Just recapping the remainder of that US data, also disappointing was the industrial production reading in August which missed to the downside (-0.4% mom vs. -0.2% expected) with capacity utilization dropping to 75.5% from 75.9%. The manufacturing data was a mixed bag. Empire manufacturing for this month did improve just over 2pts but not as much as hoped (-2 vs. -1 expected). Manufacturing production in August was softer than expected (-0.4% mom vs. -0.3% expected) however the Philly Fed manufacturing survey bounced an impressive 10.8pts to 12.8 (vs. 1.0 expected). On the inflation front headline PPI (0.0% mom vs. +0.1% expected) was unchanged last month, while the ex food and energy print (+0.1% mom) met expectations. Finally initial jobless claims (+1k to 260k) and business inventories (0.0% mom vs. +0.1% expected) were non events. The end result of all that was another leg lower for US economic surprise indices that we follow.

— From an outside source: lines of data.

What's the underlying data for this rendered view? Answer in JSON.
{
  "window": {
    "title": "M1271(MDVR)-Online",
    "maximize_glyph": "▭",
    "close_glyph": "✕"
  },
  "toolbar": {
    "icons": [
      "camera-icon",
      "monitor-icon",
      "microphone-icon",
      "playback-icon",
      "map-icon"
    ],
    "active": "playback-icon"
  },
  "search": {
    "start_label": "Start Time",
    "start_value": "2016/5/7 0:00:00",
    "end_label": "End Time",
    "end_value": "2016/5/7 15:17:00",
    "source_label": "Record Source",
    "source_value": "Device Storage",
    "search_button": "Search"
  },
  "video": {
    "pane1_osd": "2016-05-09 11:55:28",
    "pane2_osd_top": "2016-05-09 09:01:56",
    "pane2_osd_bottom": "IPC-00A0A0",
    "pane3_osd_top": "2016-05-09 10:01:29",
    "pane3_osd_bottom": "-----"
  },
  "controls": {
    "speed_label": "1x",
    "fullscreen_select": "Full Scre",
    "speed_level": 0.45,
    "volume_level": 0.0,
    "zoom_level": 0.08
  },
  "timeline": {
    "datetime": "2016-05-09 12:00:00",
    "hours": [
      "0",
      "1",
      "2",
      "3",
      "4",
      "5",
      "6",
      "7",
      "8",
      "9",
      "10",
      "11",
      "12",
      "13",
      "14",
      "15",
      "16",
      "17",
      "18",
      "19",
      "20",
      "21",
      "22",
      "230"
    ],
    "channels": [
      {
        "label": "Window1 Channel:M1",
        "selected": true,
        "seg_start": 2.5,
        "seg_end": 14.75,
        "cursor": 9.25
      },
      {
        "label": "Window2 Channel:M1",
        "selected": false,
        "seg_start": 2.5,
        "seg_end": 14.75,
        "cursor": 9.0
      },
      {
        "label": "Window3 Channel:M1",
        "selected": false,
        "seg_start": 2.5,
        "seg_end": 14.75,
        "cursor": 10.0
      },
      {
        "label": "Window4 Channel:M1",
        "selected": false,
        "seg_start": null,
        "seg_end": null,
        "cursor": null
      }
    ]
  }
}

Looking at the day ahead, it’s a quiet session for data in Europe with just the final Q2 wages numbers in France due out. This afternoon in the US however all eyes will be on the August CPI report. Market expectations are for a +0.1% mom headline print and +0.2% mom core reading. Those numbers also match the views of our US economists and if true, it would have the effect of lifting the headline YoY rate to +1.0% from +0.8%, but keep the core at +2.2% yoy. The other data scheduled for release in the US this afternoon is the first take of the September University of Michigan consumer sentiment reading. The market consensus for this is for a modest increase in the headline sentiment reading to 90.6 from 89.8. Away from the data, the 27 leaders of the EU are holding a summit in Bratislava today to discuss Brexit so that might be worth keeping an eye on.